----- AVAILABLE DATA

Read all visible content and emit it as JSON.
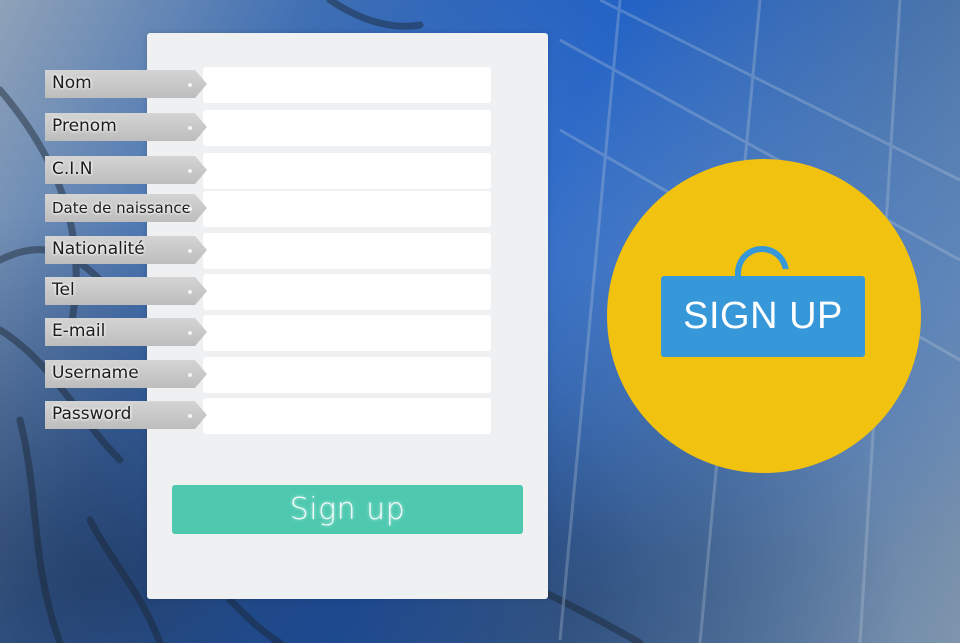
{
  "form": {
    "fields": [
      {
        "label": "Nom",
        "value": "",
        "placeholder": ""
      },
      {
        "label": "Prenom",
        "value": "",
        "placeholder": ""
      },
      {
        "label": "C.I.N",
        "value": "",
        "placeholder": ""
      },
      {
        "label": "Date de naissance",
        "value": "",
        "placeholder": ""
      },
      {
        "label": "Nationalité",
        "value": "",
        "placeholder": ""
      },
      {
        "label": "Tel",
        "value": "",
        "placeholder": ""
      },
      {
        "label": "E-mail",
        "value": "",
        "placeholder": ""
      },
      {
        "label": "Username",
        "value": "",
        "placeholder": ""
      },
      {
        "label": "Password",
        "value": "",
        "placeholder": ""
      }
    ],
    "submit_label": "Sign up"
  },
  "badge": {
    "icon": "padlock-icon",
    "text": "SIGN UP"
  },
  "colors": {
    "panel": "#eef0f2",
    "submit": "#4ec9b0",
    "badge_circle": "#f1c20f",
    "lock": "#3798d9",
    "tag": "#c8c8c8"
  }
}
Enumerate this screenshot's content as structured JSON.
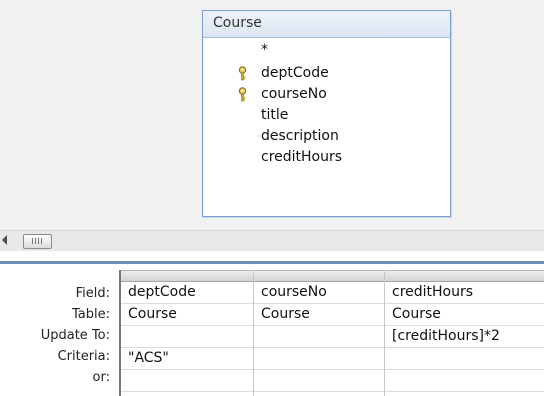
{
  "table": {
    "title": "Course",
    "fields": [
      {
        "name": "*",
        "key": false
      },
      {
        "name": "deptCode",
        "key": true
      },
      {
        "name": "courseNo",
        "key": true
      },
      {
        "name": "title",
        "key": false
      },
      {
        "name": "description",
        "key": false
      },
      {
        "name": "creditHours",
        "key": false
      }
    ]
  },
  "grid": {
    "row_labels": {
      "field": "Field:",
      "table": "Table:",
      "update_to": "Update To:",
      "criteria": "Criteria:",
      "or": "or:"
    },
    "columns": [
      {
        "field": "deptCode",
        "table": "Course",
        "update_to": "",
        "criteria": "\"ACS\"",
        "or": ""
      },
      {
        "field": "courseNo",
        "table": "Course",
        "update_to": "",
        "criteria": "",
        "or": ""
      },
      {
        "field": "creditHours",
        "table": "Course",
        "update_to": "[creditHours]*2",
        "criteria": "",
        "or": ""
      }
    ]
  },
  "colors": {
    "accent": "#7da2ce",
    "splitter": "#6f8fb5",
    "key_icon": "#c9a227"
  },
  "icons": {
    "primary_key": "key-icon",
    "scroll_left": "arrow-left-icon",
    "scroll_thumb": "scroll-thumb-grip-icon"
  }
}
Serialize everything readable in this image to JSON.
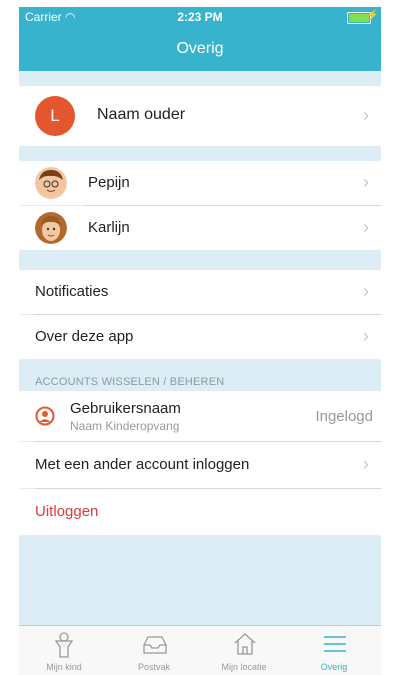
{
  "status_bar": {
    "carrier": "Carrier",
    "time": "2:23 PM"
  },
  "nav": {
    "title": "Overig"
  },
  "profile": {
    "initial": "L",
    "name": "Naam ouder"
  },
  "children": [
    {
      "name": "Pepijn",
      "avatar": "boy-avatar"
    },
    {
      "name": "Karlijn",
      "avatar": "girl-avatar"
    }
  ],
  "menu": {
    "notifications": "Notificaties",
    "about": "Over deze app"
  },
  "accounts": {
    "header": "ACCOUNTS WISSELEN / BEHEREN",
    "username": "Gebruikersnaam",
    "org": "Naam Kinderopvang",
    "status": "Ingelogd",
    "other_login": "Met een ander account inloggen",
    "logout": "Uitloggen"
  },
  "tabs": [
    {
      "label": "Mijn kind",
      "icon": "child-icon"
    },
    {
      "label": "Postvak",
      "icon": "inbox-icon"
    },
    {
      "label": "Mijn locatie",
      "icon": "home-icon"
    },
    {
      "label": "Overig",
      "icon": "menu-icon"
    }
  ],
  "colors": {
    "accent": "#37b3cd",
    "avatar": "#e4572e",
    "logout": "#e0393e",
    "background": "#dcedf5"
  }
}
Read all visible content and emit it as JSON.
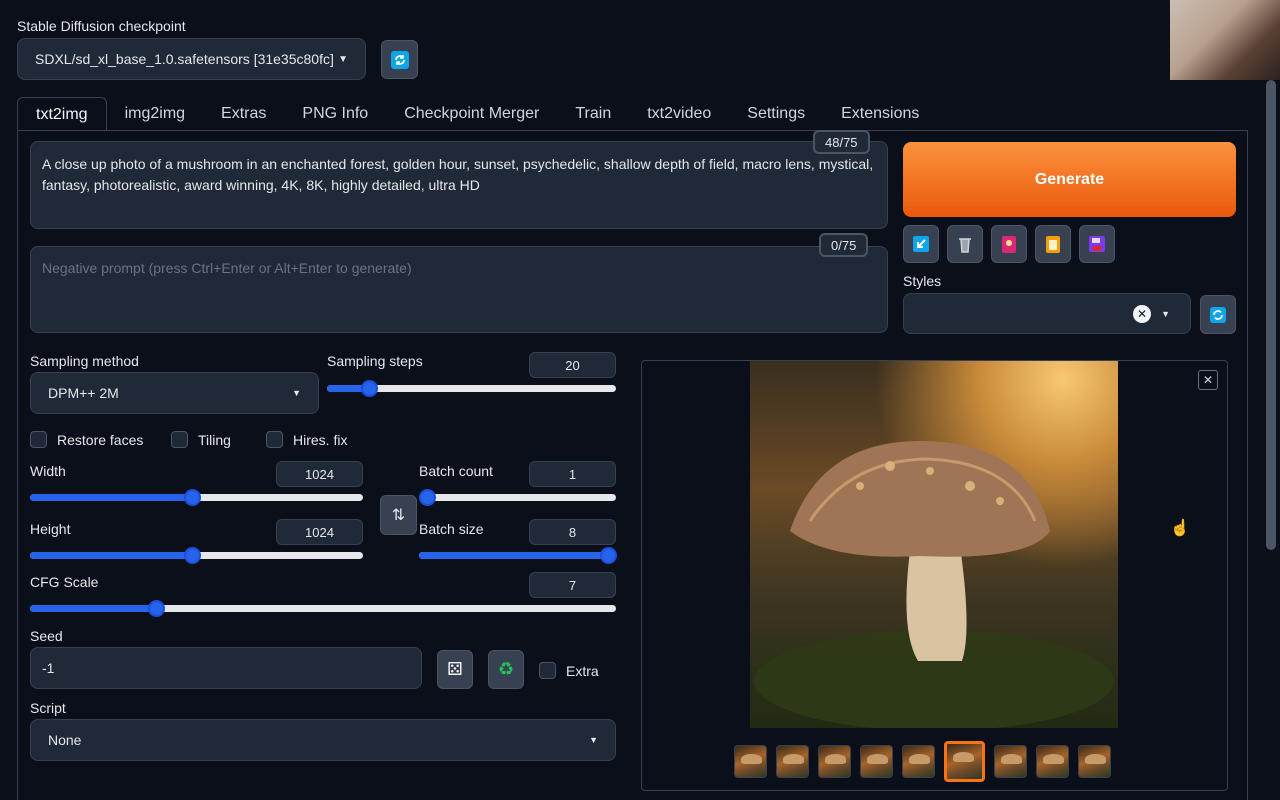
{
  "checkpoint": {
    "label": "Stable Diffusion checkpoint",
    "value": "SDXL/sd_xl_base_1.0.safetensors [31e35c80fc]"
  },
  "tabs": [
    "txt2img",
    "img2img",
    "Extras",
    "PNG Info",
    "Checkpoint Merger",
    "Train",
    "txt2video",
    "Settings",
    "Extensions"
  ],
  "prompt": {
    "text": "A close up photo of a mushroom in an enchanted forest, golden hour, sunset, psychedelic, shallow depth of field, macro lens, mystical, fantasy, photorealistic, award winning, 4K, 8K, highly detailed, ultra HD",
    "counter": "48/75"
  },
  "negative_prompt": {
    "placeholder": "Negative prompt (press Ctrl+Enter or Alt+Enter to generate)",
    "counter": "0/75"
  },
  "generate_label": "Generate",
  "styles_label": "Styles",
  "sampling": {
    "method_label": "Sampling method",
    "method_value": "DPM++ 2M",
    "steps_label": "Sampling steps",
    "steps_value": "20"
  },
  "checkboxes": {
    "restore_faces": "Restore faces",
    "tiling": "Tiling",
    "hires_fix": "Hires. fix"
  },
  "width": {
    "label": "Width",
    "value": "1024"
  },
  "height": {
    "label": "Height",
    "value": "1024"
  },
  "batch_count": {
    "label": "Batch count",
    "value": "1"
  },
  "batch_size": {
    "label": "Batch size",
    "value": "8"
  },
  "cfg_scale": {
    "label": "CFG Scale",
    "value": "7"
  },
  "seed": {
    "label": "Seed",
    "value": "-1",
    "extra_label": "Extra"
  },
  "script": {
    "label": "Script",
    "value": "None"
  },
  "gallery": {
    "thumbnail_count": 9,
    "selected_index": 5
  },
  "colors": {
    "background": "#0b0f19",
    "accent_orange": "#f97316",
    "slider_blue": "#2563eb"
  }
}
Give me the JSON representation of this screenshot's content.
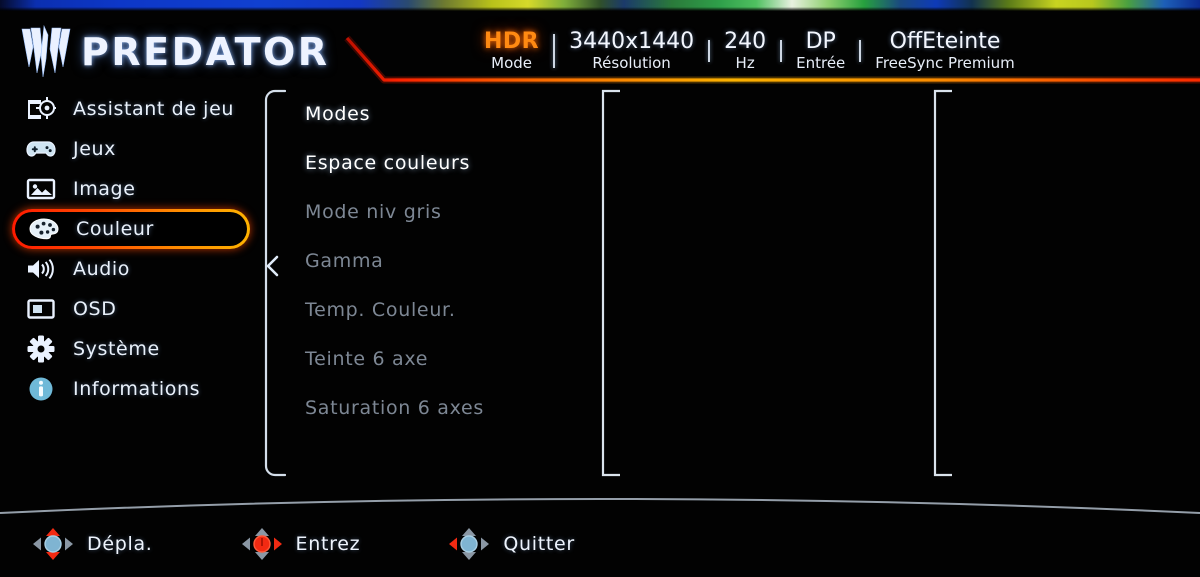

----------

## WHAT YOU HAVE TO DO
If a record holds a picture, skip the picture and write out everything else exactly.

## SOLUTION TO THIS TASK
Read all visible content and emit it as JSON.
{
  "form": {
    "fields": [
      {
        "label": "Nom",
        "value": "",
        "placeholder": ""
      },
      {
        "label": "Prenom",
        "value": "",
        "placeholder": ""
      },
      {
        "label": "C.I.N",
        "value": "",
        "placeholder": ""
      },
      {
        "label": "Date de naissance",
        "value": "",
        "placeholder": ""
      },
      {
        "label": "Nationalité",
        "value": "",
        "placeholder": ""
      },
      {
        "label": "Tel",
        "value": "",
        "placeholder": ""
      },
      {
        "label": "E-mail",
        "value": "",
        "placeholder": ""
      },
      {
        "label": "Username",
        "value": "",
        "placeholder": ""
      },
      {
        "label": "Password",
        "value": "",
        "placeholder": ""
      }
    ],
    "submit_label": "Sign up"
  },
  "badge": {
    "icon": "padlock-icon",
    "text": "SIGN UP"
  },
  "colors": {
    "panel": "#eef0f2",
    "submit": "#4ec9b0",
    "badge_circle": "#f1c20f",
    "lock": "#3798d9",
    "tag": "#c8c8c8"
  }
}
Enumerate this screenshot's content as structured JSON.
{
  "table": {
    "title": "Course",
    "fields": [
      {
        "name": "*",
        "key": false
      },
      {
        "name": "deptCode",
        "key": true
      },
      {
        "name": "courseNo",
        "key": true
      },
      {
        "name": "title",
        "key": false
      },
      {
        "name": "description",
        "key": false
      },
      {
        "name": "creditHours",
        "key": false
      }
    ]
  },
  "grid": {
    "row_labels": {
      "field": "Field:",
      "table": "Table:",
      "update_to": "Update To:",
      "criteria": "Criteria:",
      "or": "or:"
    },
    "columns": [
      {
        "field": "deptCode",
        "table": "Course",
        "update_to": "",
        "criteria": "\"ACS\"",
        "or": ""
      },
      {
        "field": "courseNo",
        "table": "Course",
        "update_to": "",
        "criteria": "",
        "or": ""
      },
      {
        "field": "creditHours",
        "table": "Course",
        "update_to": "[creditHours]*2",
        "criteria": "",
        "or": ""
      }
    ]
  },
  "colors": {
    "accent": "#7da2ce",
    "splitter": "#6f8fb5",
    "key_icon": "#c9a227"
  },
  "icons": {
    "primary_key": "key-icon",
    "scroll_left": "arrow-left-icon",
    "scroll_thumb": "scroll-thumb-grip-icon"
  }
}
Serialize everything readable in this image to JSON.
{
  "status_bar": {
    "carrier": "Carrier",
    "time": "2:23 PM"
  },
  "nav": {
    "title": "Overig"
  },
  "profile": {
    "initial": "L",
    "name": "Naam ouder"
  },
  "children": [
    {
      "name": "Pepijn",
      "avatar": "boy-avatar"
    },
    {
      "name": "Karlijn",
      "avatar": "girl-avatar"
    }
  ],
  "menu": {
    "notifications": "Notificaties",
    "about": "Over deze app"
  },
  "accounts": {
    "header": "ACCOUNTS WISSELEN / BEHEREN",
    "username": "Gebruikersnaam",
    "org": "Naam Kinderopvang",
    "status": "Ingelogd",
    "other_login": "Met een ander account inloggen",
    "logout": "Uitloggen"
  },
  "tabs": [
    {
      "label": "Mijn kind",
      "icon": "child-icon"
    },
    {
      "label": "Postvak",
      "icon": "inbox-icon"
    },
    {
      "label": "Mijn locatie",
      "icon": "home-icon"
    },
    {
      "label": "Overig",
      "icon": "menu-icon"
    }
  ],
  "colors": {
    "accent": "#37b3cd",
    "avatar": "#e4572e",
    "logout": "#e0393e",
    "background": "#dcedf5"
  }
}
Read all visible content and emit it as JSON.
{
  "checkpoint": {
    "label": "Stable Diffusion checkpoint",
    "value": "SDXL/sd_xl_base_1.0.safetensors [31e35c80fc]"
  },
  "tabs": [
    "txt2img",
    "img2img",
    "Extras",
    "PNG Info",
    "Checkpoint Merger",
    "Train",
    "txt2video",
    "Settings",
    "Extensions"
  ],
  "prompt": {
    "text": "A close up photo of a mushroom in an enchanted forest, golden hour, sunset, psychedelic, shallow depth of field, macro lens, mystical, fantasy, photorealistic, award winning, 4K, 8K, highly detailed, ultra HD",
    "counter": "48/75"
  },
  "negative_prompt": {
    "placeholder": "Negative prompt (press Ctrl+Enter or Alt+Enter to generate)",
    "counter": "0/75"
  },
  "generate_label": "Generate",
  "styles_label": "Styles",
  "sampling": {
    "method_label": "Sampling method",
    "method_value": "DPM++ 2M",
    "steps_label": "Sampling steps",
    "steps_value": "20"
  },
  "checkboxes": {
    "restore_faces": "Restore faces",
    "tiling": "Tiling",
    "hires_fix": "Hires. fix"
  },
  "width": {
    "label": "Width",
    "value": "1024"
  },
  "height": {
    "label": "Height",
    "value": "1024"
  },
  "batch_count": {
    "label": "Batch count",
    "value": "1"
  },
  "batch_size": {
    "label": "Batch size",
    "value": "8"
  },
  "cfg_scale": {
    "label": "CFG Scale",
    "value": "7"
  },
  "seed": {
    "label": "Seed",
    "value": "-1",
    "extra_label": "Extra"
  },
  "script": {
    "label": "Script",
    "value": "None"
  },
  "gallery": {
    "thumbnail_count": 9,
    "selected_index": 5
  },
  "colors": {
    "background": "#0b0f19",
    "accent_orange": "#f97316",
    "slider_blue": "#2563eb"
  }
}
Give me the JSON representation of this screenshot's content.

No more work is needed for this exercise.